● **Data extracts**
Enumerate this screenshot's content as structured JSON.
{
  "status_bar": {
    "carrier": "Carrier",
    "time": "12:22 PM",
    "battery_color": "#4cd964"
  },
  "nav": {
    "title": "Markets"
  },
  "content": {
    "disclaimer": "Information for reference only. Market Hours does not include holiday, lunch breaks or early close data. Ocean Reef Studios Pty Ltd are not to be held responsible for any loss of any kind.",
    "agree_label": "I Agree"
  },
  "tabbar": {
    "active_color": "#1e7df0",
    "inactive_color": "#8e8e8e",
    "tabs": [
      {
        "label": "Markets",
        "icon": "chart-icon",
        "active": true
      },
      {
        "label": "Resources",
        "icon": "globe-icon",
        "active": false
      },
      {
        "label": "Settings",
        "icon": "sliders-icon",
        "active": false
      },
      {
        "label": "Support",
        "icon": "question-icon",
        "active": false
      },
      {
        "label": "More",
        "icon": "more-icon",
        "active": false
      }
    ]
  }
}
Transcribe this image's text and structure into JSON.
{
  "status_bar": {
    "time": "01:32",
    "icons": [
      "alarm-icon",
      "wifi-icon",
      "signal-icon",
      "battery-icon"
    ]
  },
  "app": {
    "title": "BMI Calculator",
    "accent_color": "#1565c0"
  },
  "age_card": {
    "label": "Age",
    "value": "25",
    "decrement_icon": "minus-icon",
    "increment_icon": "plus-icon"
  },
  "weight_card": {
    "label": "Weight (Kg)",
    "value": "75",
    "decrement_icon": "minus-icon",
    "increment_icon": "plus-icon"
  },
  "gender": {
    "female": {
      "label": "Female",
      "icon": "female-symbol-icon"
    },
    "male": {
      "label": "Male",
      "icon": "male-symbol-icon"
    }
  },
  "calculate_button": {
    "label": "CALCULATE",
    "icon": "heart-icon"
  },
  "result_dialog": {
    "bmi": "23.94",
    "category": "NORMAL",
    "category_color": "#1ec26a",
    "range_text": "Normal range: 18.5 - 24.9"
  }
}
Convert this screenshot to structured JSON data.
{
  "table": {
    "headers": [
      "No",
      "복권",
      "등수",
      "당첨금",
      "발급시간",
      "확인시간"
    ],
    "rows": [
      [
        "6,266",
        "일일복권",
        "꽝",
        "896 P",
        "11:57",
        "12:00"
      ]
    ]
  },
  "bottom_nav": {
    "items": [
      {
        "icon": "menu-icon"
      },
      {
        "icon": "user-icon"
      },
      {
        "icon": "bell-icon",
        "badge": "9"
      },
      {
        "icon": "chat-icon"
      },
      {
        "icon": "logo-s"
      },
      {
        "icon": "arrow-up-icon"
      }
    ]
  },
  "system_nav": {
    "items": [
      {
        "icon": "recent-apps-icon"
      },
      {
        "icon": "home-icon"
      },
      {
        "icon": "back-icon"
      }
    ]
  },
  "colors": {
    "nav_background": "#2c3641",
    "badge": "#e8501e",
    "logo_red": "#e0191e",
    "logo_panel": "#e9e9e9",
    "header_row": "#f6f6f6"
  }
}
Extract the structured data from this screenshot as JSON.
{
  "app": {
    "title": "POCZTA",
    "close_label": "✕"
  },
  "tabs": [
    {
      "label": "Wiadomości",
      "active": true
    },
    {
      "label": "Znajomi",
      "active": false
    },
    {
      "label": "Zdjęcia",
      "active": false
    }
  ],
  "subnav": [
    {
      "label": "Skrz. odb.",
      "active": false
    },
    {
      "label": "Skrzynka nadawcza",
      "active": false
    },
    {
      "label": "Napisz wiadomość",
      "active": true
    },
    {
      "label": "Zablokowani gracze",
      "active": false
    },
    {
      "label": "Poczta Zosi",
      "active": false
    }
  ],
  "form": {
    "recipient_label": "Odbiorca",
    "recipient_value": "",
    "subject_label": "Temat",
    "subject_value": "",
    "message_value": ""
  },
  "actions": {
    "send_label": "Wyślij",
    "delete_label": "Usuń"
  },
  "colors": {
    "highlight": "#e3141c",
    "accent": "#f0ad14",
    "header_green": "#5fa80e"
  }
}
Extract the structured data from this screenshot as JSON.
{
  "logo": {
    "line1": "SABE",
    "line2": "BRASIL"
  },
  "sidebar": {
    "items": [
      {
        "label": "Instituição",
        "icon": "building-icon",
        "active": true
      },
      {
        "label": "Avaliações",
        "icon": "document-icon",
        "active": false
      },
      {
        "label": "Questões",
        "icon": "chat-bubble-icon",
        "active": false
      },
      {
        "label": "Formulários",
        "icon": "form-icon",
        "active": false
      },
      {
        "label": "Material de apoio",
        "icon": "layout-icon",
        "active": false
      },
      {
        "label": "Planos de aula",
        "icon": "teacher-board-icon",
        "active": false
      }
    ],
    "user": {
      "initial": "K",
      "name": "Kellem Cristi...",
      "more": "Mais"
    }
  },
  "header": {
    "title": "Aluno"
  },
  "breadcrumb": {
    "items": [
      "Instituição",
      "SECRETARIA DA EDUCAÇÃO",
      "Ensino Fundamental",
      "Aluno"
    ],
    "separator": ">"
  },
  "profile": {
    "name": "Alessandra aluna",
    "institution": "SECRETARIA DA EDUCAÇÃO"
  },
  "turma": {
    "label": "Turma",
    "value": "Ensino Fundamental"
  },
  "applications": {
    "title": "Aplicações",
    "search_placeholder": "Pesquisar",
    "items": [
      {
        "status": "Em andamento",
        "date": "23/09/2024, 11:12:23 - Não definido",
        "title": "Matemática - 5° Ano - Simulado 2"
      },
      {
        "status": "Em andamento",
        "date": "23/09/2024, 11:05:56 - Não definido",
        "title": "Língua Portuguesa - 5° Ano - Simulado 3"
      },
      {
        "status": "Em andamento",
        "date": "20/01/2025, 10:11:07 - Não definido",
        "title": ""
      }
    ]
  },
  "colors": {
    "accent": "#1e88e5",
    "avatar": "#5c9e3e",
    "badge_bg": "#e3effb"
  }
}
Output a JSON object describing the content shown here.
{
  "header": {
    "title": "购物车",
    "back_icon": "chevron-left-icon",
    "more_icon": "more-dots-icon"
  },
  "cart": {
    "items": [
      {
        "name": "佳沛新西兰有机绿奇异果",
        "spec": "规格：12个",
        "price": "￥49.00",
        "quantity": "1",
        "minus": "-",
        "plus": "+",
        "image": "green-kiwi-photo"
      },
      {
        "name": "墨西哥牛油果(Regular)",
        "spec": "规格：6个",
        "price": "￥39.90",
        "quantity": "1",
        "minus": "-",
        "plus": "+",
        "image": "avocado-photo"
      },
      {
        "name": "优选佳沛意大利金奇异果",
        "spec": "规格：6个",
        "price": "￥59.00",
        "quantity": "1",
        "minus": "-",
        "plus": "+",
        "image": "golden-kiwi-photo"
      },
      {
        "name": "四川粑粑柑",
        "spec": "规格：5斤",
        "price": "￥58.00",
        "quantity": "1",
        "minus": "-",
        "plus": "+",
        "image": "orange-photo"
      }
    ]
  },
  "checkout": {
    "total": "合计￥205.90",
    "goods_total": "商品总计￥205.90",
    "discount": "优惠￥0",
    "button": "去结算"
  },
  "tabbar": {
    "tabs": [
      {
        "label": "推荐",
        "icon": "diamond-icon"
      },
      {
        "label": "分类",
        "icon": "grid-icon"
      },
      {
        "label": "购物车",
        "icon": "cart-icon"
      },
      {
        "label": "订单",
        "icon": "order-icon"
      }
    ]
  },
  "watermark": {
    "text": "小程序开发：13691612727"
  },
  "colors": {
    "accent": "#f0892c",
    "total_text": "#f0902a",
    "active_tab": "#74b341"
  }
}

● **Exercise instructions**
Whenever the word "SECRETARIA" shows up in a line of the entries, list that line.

● **Expected output**
      "SECRETARIA DA EDUCAÇÃO",
    "institution": "SECRETARIA DA EDUCAÇÃO"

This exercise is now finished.